[Items listed in a dataset]
____

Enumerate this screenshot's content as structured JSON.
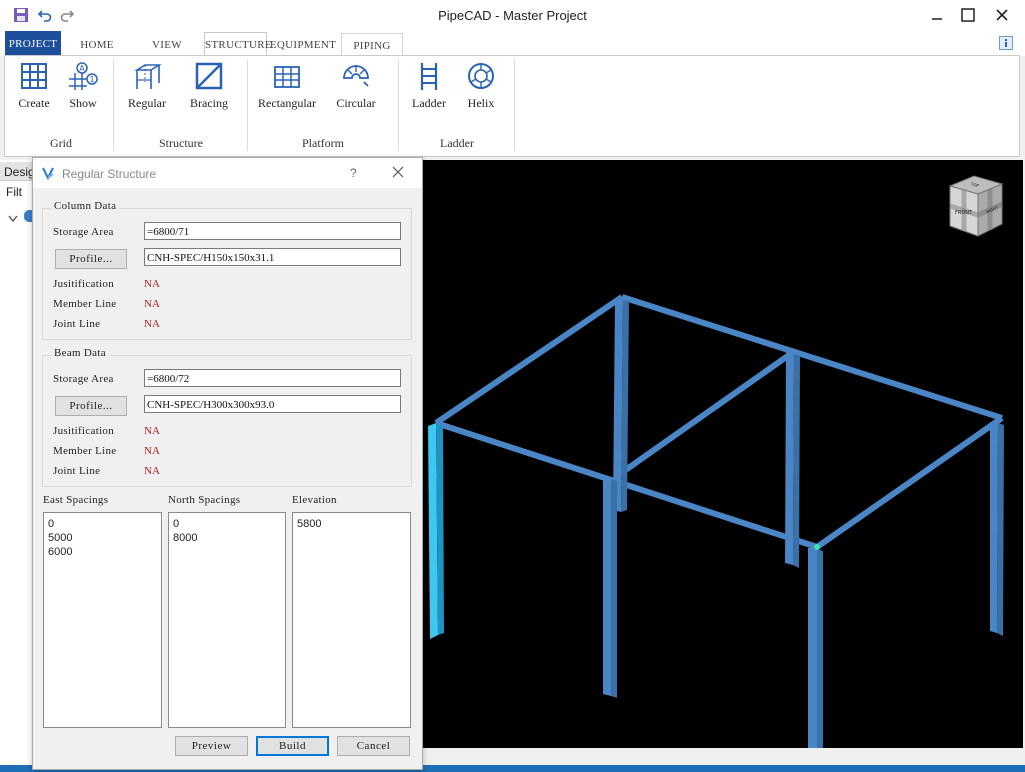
{
  "window": {
    "title": "PipeCAD - Master Project"
  },
  "icons": {
    "save": "save-icon",
    "undo": "undo-icon",
    "redo": "redo-icon",
    "minimize": "minimize-icon",
    "maximize": "maximize-icon",
    "close": "close-icon",
    "info": "info-icon"
  },
  "tabs": [
    {
      "label": "PROJECT"
    },
    {
      "label": "HOME"
    },
    {
      "label": "VIEW"
    },
    {
      "label": "STRUCTURE"
    },
    {
      "label": "EQUIPMENT"
    },
    {
      "label": "PIPING"
    }
  ],
  "ribbon": {
    "buttons": {
      "create": "Create",
      "show": "Show",
      "regular": "Regular",
      "bracing": "Bracing",
      "rectangular": "Rectangular",
      "circular": "Circular",
      "ladder": "Ladder",
      "helix": "Helix"
    },
    "groups": {
      "grid": "Grid",
      "structure": "Structure",
      "platform": "Platform",
      "ladder": "Ladder"
    }
  },
  "leftpanel": {
    "tab_label": "Desig",
    "filter_label": "Filt"
  },
  "dialog": {
    "title": "Regular Structure",
    "help": "?",
    "column": {
      "group_title": "Column Data",
      "storage_label": "Storage Area",
      "storage_value": "=6800/71",
      "profile_button": "Profile...",
      "profile_value": "CNH-SPEC/H150x150x31.1",
      "justification_label": "Jusitification",
      "justification_value": "NA",
      "member_label": "Member Line",
      "member_value": "NA",
      "joint_label": "Joint Line",
      "joint_value": "NA"
    },
    "beam": {
      "group_title": "Beam Data",
      "storage_label": "Storage Area",
      "storage_value": "=6800/72",
      "profile_button": "Profile...",
      "profile_value": "CNH-SPEC/H300x300x93.0",
      "justification_label": "Jusitification",
      "justification_value": "NA",
      "member_label": "Member Line",
      "member_value": "NA",
      "joint_label": "Joint Line",
      "joint_value": "NA"
    },
    "east": {
      "label": "East Spacings",
      "items": [
        "0",
        "5000",
        "6000"
      ]
    },
    "north": {
      "label": "North Spacings",
      "items": [
        "0",
        "8000"
      ]
    },
    "elevation": {
      "label": "Elevation",
      "items": [
        "5800"
      ]
    },
    "buttons": {
      "preview": "Preview",
      "build": "Build",
      "cancel": "Cancel"
    }
  },
  "viewcube": {
    "front": "FRONT",
    "top": "TOP",
    "right": "RIGHT"
  },
  "colors": {
    "accent": "#1e4f9c",
    "steel": "#4a86c5",
    "selected": "#3ec8f0",
    "na": "#b22020"
  }
}
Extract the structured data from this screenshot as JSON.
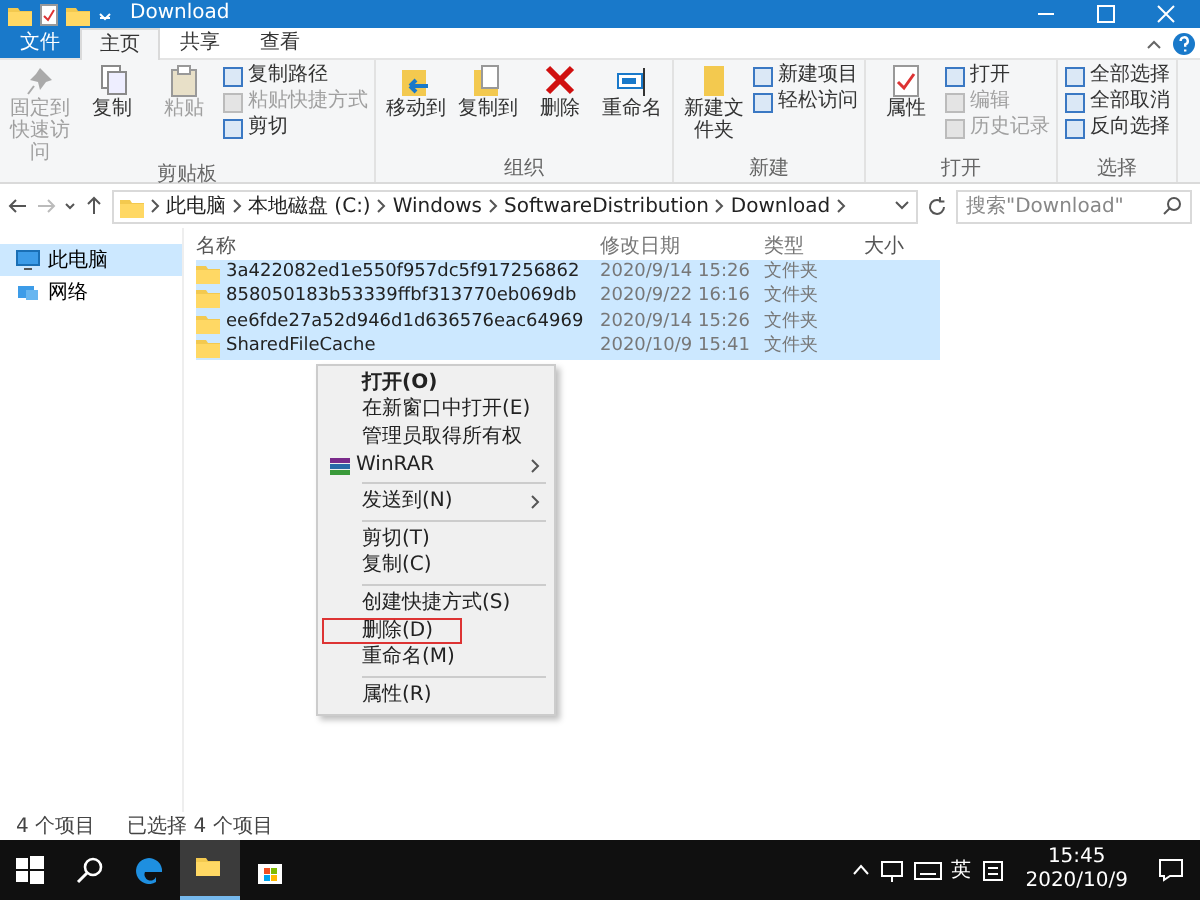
{
  "window": {
    "title": "Download"
  },
  "ribbon_tabs": [
    {
      "label": "文件",
      "kind": "file",
      "selected": false
    },
    {
      "label": "主页",
      "kind": "tab",
      "selected": true
    },
    {
      "label": "共享",
      "kind": "tab",
      "selected": false
    },
    {
      "label": "查看",
      "kind": "tab",
      "selected": false
    }
  ],
  "ribbon_groups": [
    {
      "label": "剪贴板",
      "items": [
        {
          "label": "固定到快速访问",
          "kind": "big",
          "disabled": true
        },
        {
          "label": "复制",
          "kind": "big",
          "disabled": false
        },
        {
          "label": "粘贴",
          "kind": "big",
          "disabled": true
        },
        {
          "label": "复制路径",
          "kind": "small",
          "disabled": false
        },
        {
          "label": "粘贴快捷方式",
          "kind": "small",
          "disabled": true
        },
        {
          "label": "剪切",
          "kind": "small",
          "disabled": false
        }
      ]
    },
    {
      "label": "组织",
      "items": [
        {
          "label": "移动到",
          "kind": "big",
          "disabled": false
        },
        {
          "label": "复制到",
          "kind": "big",
          "disabled": false
        },
        {
          "label": "删除",
          "kind": "big",
          "disabled": false
        },
        {
          "label": "重命名",
          "kind": "big",
          "disabled": false
        }
      ]
    },
    {
      "label": "新建",
      "items": [
        {
          "label": "新建文件夹",
          "kind": "big",
          "disabled": false
        },
        {
          "label": "新建项目",
          "kind": "small",
          "disabled": false
        },
        {
          "label": "轻松访问",
          "kind": "small",
          "disabled": false
        }
      ]
    },
    {
      "label": "打开",
      "items": [
        {
          "label": "属性",
          "kind": "big",
          "disabled": false
        },
        {
          "label": "打开",
          "kind": "small",
          "disabled": false
        },
        {
          "label": "编辑",
          "kind": "small",
          "disabled": true
        },
        {
          "label": "历史记录",
          "kind": "small",
          "disabled": true
        }
      ]
    },
    {
      "label": "选择",
      "items": [
        {
          "label": "全部选择",
          "kind": "small",
          "disabled": false
        },
        {
          "label": "全部取消",
          "kind": "small",
          "disabled": false
        },
        {
          "label": "反向选择",
          "kind": "small",
          "disabled": false
        }
      ]
    }
  ],
  "address": {
    "path": [
      "此电脑",
      "本地磁盘 (C:)",
      "Windows",
      "SoftwareDistribution",
      "Download"
    ],
    "search_placeholder": "搜索\"Download\""
  },
  "nav": [
    {
      "label": "此电脑",
      "selected": true
    },
    {
      "label": "网络",
      "selected": false
    }
  ],
  "columns": [
    "名称",
    "修改日期",
    "类型",
    "大小"
  ],
  "rows": [
    {
      "name": "3a422082ed1e550f957dc5f917256862",
      "date": "2020/9/14 15:26",
      "type": "文件夹",
      "selected": true
    },
    {
      "name": "858050183b53339ffbf313770eb069db",
      "date": "2020/9/22 16:16",
      "type": "文件夹",
      "selected": true
    },
    {
      "name": "ee6fde27a52d946d1d636576eac64969",
      "date": "2020/9/14 15:26",
      "type": "文件夹",
      "selected": true
    },
    {
      "name": "SharedFileCache",
      "date": "2020/10/9 15:41",
      "type": "文件夹",
      "selected": true
    }
  ],
  "context_menu": [
    {
      "kind": "item",
      "label": "打开(O)",
      "bold": true,
      "highlighted": false
    },
    {
      "kind": "item",
      "label": "在新窗口中打开(E)",
      "bold": false,
      "highlighted": false
    },
    {
      "kind": "item",
      "label": "管理员取得所有权",
      "bold": false,
      "highlighted": false
    },
    {
      "kind": "submenu",
      "label": "WinRAR",
      "bold": false,
      "highlighted": false
    },
    {
      "kind": "separator"
    },
    {
      "kind": "submenu",
      "label": "发送到(N)",
      "bold": false,
      "highlighted": false
    },
    {
      "kind": "separator"
    },
    {
      "kind": "item",
      "label": "剪切(T)",
      "bold": false,
      "highlighted": false
    },
    {
      "kind": "item",
      "label": "复制(C)",
      "bold": false,
      "highlighted": false
    },
    {
      "kind": "separator"
    },
    {
      "kind": "item",
      "label": "创建快捷方式(S)",
      "bold": false,
      "highlighted": false
    },
    {
      "kind": "item",
      "label": "删除(D)",
      "bold": false,
      "highlighted": true
    },
    {
      "kind": "item",
      "label": "重命名(M)",
      "bold": false,
      "highlighted": false
    },
    {
      "kind": "separator"
    },
    {
      "kind": "item",
      "label": "属性(R)",
      "bold": false,
      "highlighted": false
    }
  ],
  "status_bar": [
    "4 个项目",
    "已选择 4 个项目"
  ],
  "taskbar": {
    "ime": "英",
    "time": "15:45",
    "date": "2020/10/9"
  }
}
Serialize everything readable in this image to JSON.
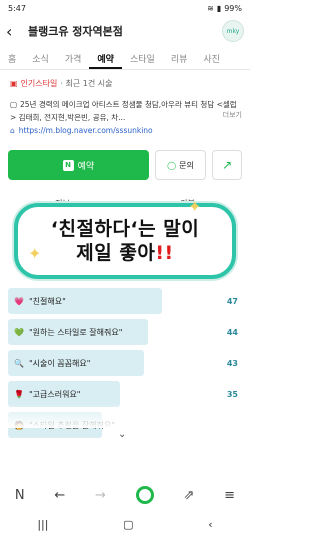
{
  "status_bar": {
    "time": "5:47",
    "battery": "99%"
  },
  "header": {
    "title": "블랭크유 정자역본점",
    "avatar_text": "mky"
  },
  "tabs": [
    "홈",
    "소식",
    "가격",
    "예약",
    "스타일",
    "리뷰",
    "사진"
  ],
  "active_tab_index": 3,
  "hot": {
    "label": "인기스타일",
    "suffix": "· 최근 1건 시술"
  },
  "description": "25년 경력의 메이크업 아티스트 정샘물 청담,아우라 뷰티 청담 <셀럽> 김태희, 전지현,박은빈, 공유, 차...",
  "more_label": "더보기",
  "link_text": "https://m.blog.naver.com/sssunkino",
  "buttons": {
    "reserve": "예약",
    "reserve_badge": "N",
    "inquiry": "문의"
  },
  "subtabs": [
    "정보",
    "리뷰"
  ],
  "bubble": {
    "line1": "‘친절하다‘는 말이",
    "line2": "제일 좋아",
    "mark": "!!"
  },
  "reviews": [
    {
      "emoji": "💗",
      "text": "\"친절해요\"",
      "count": "47",
      "ratio": 0.66,
      "emoji_color": "#e0437a"
    },
    {
      "emoji": "💚",
      "text": "\"원하는 스타일로 잘해줘요\"",
      "count": "44",
      "ratio": 0.6,
      "emoji_color": "#1fb84a"
    },
    {
      "emoji": "🔍",
      "text": "\"시술이 꼼꼼해요\"",
      "count": "43",
      "ratio": 0.58,
      "emoji_color": "#888"
    },
    {
      "emoji": "🌹",
      "text": "\"고급스러워요\"",
      "count": "35",
      "ratio": 0.48,
      "emoji_color": "#c22"
    },
    {
      "emoji": "🧑",
      "text": "\"스타일 추천을 잘해줘요\"",
      "count": "",
      "ratio": 0.4,
      "emoji_color": "#d9a"
    }
  ]
}
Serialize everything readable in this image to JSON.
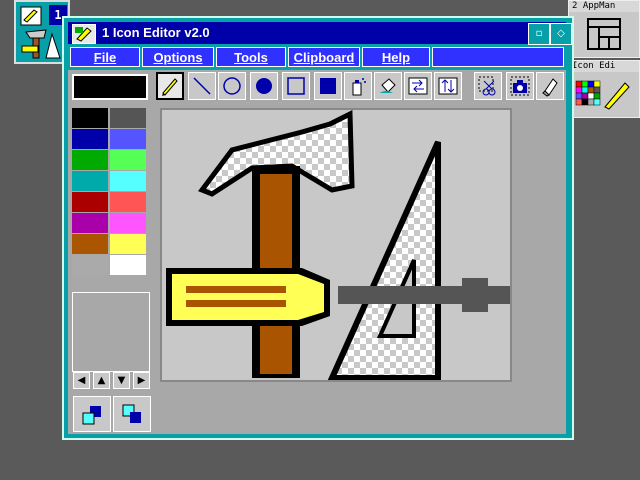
{
  "desktop": {
    "mini_window_number": "1",
    "appman_caption": "2 AppMan",
    "icon_editor_caption": "Icon Edi"
  },
  "window": {
    "title": "1  Icon Editor v2.0",
    "menus": [
      "File",
      "Options",
      "Tools",
      "Clipboard",
      "Help"
    ]
  },
  "tools": [
    "pencil-tool",
    "line-tool",
    "circle-tool",
    "filled-circle-tool",
    "rectangle-tool",
    "filled-rectangle-tool",
    "spray-tool",
    "fill-tool",
    "swap-colors-tool",
    "flip-tool",
    "cut-tool",
    "snapshot-tool",
    "eraser-tool"
  ],
  "selected_tool": "pencil-tool",
  "current_color": "#000000",
  "palette": [
    "#000000",
    "#555555",
    "#0000aa",
    "#5555ff",
    "#00aa00",
    "#55ff55",
    "#00aaaa",
    "#55ffff",
    "#aa0000",
    "#ff5555",
    "#aa00aa",
    "#ff55ff",
    "#aa5500",
    "#ffff55",
    "#aaaaaa",
    "#ffffff"
  ],
  "nav_arrows": [
    "◀",
    "▲",
    "▼",
    "▶"
  ]
}
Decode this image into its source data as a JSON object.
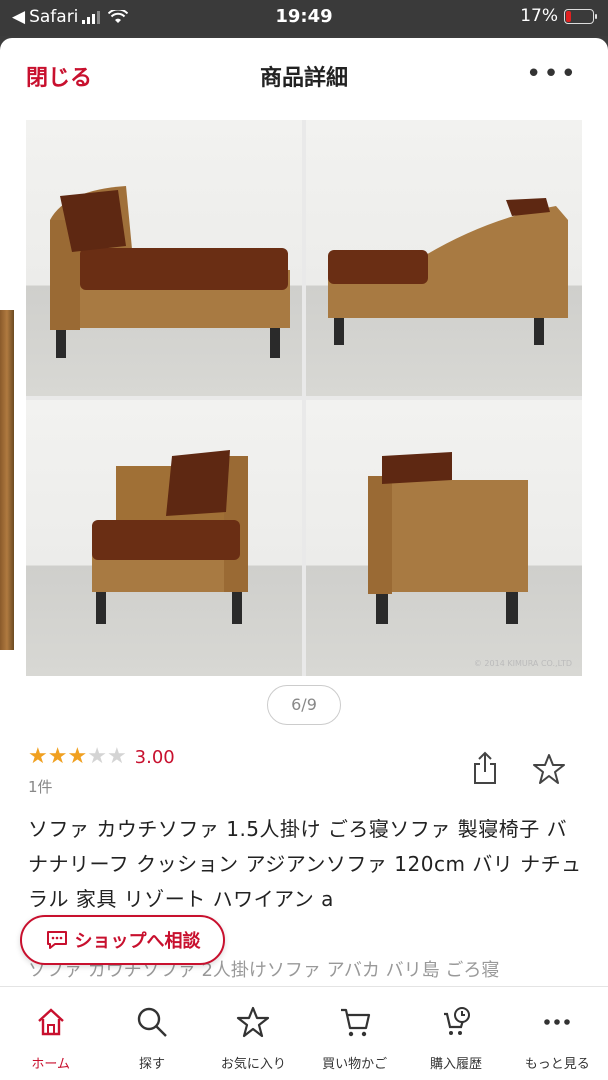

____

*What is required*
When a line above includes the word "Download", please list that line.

*Response to this task*
    "title": "Download"
      "Download"
    "search_placeholder": "搜索\"Download\""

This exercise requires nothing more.